Since the height of the boom these taxes have fallen off a cliff.  A piece in the Irish Times yesterday (no online version) revealed that in the 2010 the residential stamp duty take will be less than €100m, a fall of 92% from the peak.  Residential transactions liable for stamp duty is set to fall below 10,000 in 2010 (see Figure 2).  The fall in stamp duty is clearly due to a slump in both house prices and sales, and also a change in the constitution of buyers, with around 50% of those buying at the minute being first time buyers (who are not liable for the tax).  Non-residential stamp duty has suffered a similar collapse and combined residential and non-residential stamp duty now only accounts for 0.6% of overall tax receipts.  What was a minor, but significant, contributor to the overall tax intake has withered away to insignificance due to its cyclical nature.

Residential stamp duty and transactions, Ireland 2003-2010 (left axis yield €m, right axis no. of transactions)

Relying on indirect forms of taxation, such as stamp duty, is a folly because they are cyclical.  Direct forms of property tax, in contrast, have the benefit of being sustainable and robust to the boom and bust cycles of the market.  They might not be popular, but they are necessary if we want to minimise the depth and severity of this and future fiscal crises.  The abolition of property taxes for short term political gain was political vandalism – they should have been reformed or restructured to make them equitable, but not taken off the books.

The present debate concerning the re-introduction of property taxes needs to move from being whether to do so, to what forms of property tax will be introduced and whether they will include primary residences or only second, investment and commercial properties; whether those that have paid huge sums of stamp duty in the last number of years will be included, or included on a phased basis; how to deal with asset rich/income poor households or whether households below certain income thresholds or certain benefits will be included, etc.  Yes, any property tax will be deeply unpopular, but it will be sustainable and non-cyclical and it has to be better than the austerity measures we are presently suffering.  Not introducing them suggests a lack of political will to take unpopular but necessary decisions address the present crisis head-on and create a more robust taxation system.  The stamp duty slump illustrates perfectly the fiscal problem if we stick to present policy.
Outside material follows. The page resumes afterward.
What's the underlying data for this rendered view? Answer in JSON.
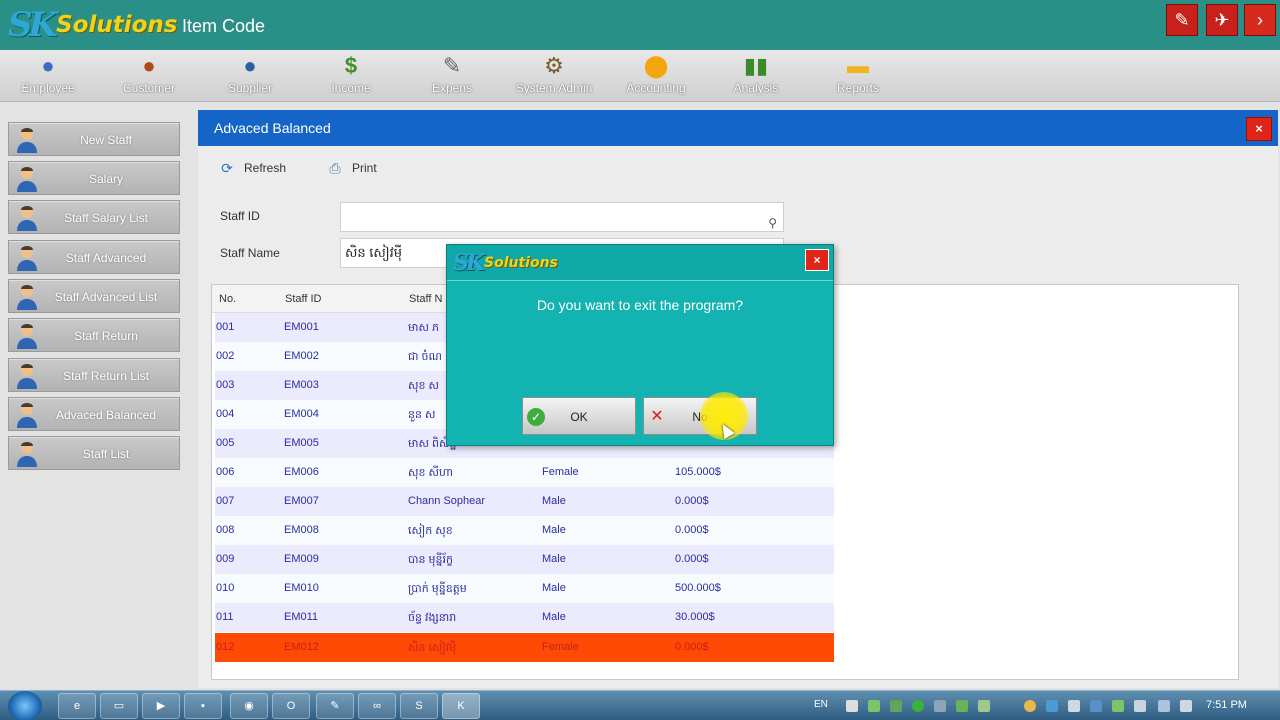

Rob Kitchin

Here’s another normative question as per the land banking post last week.  When is a new property a new property?  The question arises because cash-strapped developers have been renting out the properties they have been unable to sell (see here for more details).  As far as the Revenue Commissioners are concerned this means that the property now becomes ‘second-hand’ and therefore liable for stamp duty except for first-time buyers.  It seems that the stamp duty exemption only applies if the property is sold immediately after construction or are not lived in prior to sale.  The CIF and the developers it represents wants a change so that the properties are considered ‘new’ up until the first time they are sold.  Their argument is that it penalises developers for trying to find a cashflow and make ends meet by making the units less attractive to buyers (who have to pay the duty).  And by default, it penalises buyers who previously wouldn’t have been liable for the duty.  The flip side is that the property is clearly not ‘new’ in the sense that people have been living in it and, at a time when the state needs all the revenue it can generate, any change in the rules will deny a source of duty.   So, the question is – at what point does an unsold property stop being a new property?  When it is first lived in or when it is first sold?
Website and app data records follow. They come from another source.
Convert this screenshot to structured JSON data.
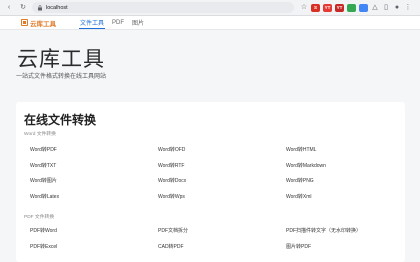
{
  "browser": {
    "url": "localhost",
    "extensions": [
      {
        "name": "red-extension-icon",
        "color": "#d93025",
        "label": "S"
      },
      {
        "name": "red-extension-icon-2",
        "color": "#e53935",
        "label": "YT"
      },
      {
        "name": "red-extension-icon-3",
        "color": "#c62828",
        "label": "YT"
      },
      {
        "name": "green-extension-icon",
        "color": "#34a853",
        "label": ""
      },
      {
        "name": "blue-extension-icon",
        "color": "#4285f4",
        "label": ""
      }
    ]
  },
  "site": {
    "logo_text": "云库工具",
    "tabs": [
      {
        "label": "文件工具",
        "active": true
      },
      {
        "label": "PDF",
        "active": false
      },
      {
        "label": "图片",
        "active": false
      }
    ]
  },
  "hero": {
    "title": "云库工具",
    "subtitle": "一站式文件格式转换在线工具网站"
  },
  "card": {
    "title": "在线文件转换",
    "groups": [
      {
        "label": "Word 文件转换",
        "items": [
          "Word转PDF",
          "Word转OFD",
          "Word转HTML",
          "Word转TXT",
          "Word转RTF",
          "Word转Markdown",
          "Word转图片",
          "Word转Docx",
          "Word转PNG",
          "Word转Latex",
          "Word转Wps",
          "Word转Xml"
        ]
      },
      {
        "label": "PDF 文件转换",
        "items": [
          "PDF转Word",
          "PDF文档拆分",
          "PDF扫描件转文字（无水印转换）",
          "PDF转Excel",
          "CAD转PDF",
          "图片转PDF"
        ]
      }
    ]
  },
  "colors": {
    "accent": "#1f6fd8",
    "logo": "#e07b28"
  }
}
Rob Kitchin

In the run-up to Budget 2010, many estate agents reported potential buyers holding off on purchasing a new home in the hope of some change or incentive to aid their investment.  While a significant number of Sale Agreed signs appeared in suburban neighbourhoods, sale completions were on hold pending the outcome of the budget.

Granted Budget 2010 extended mortgage interest relief for first time buyers to 2017, but effectively the budget did nothing to stimulate the housing market (more…)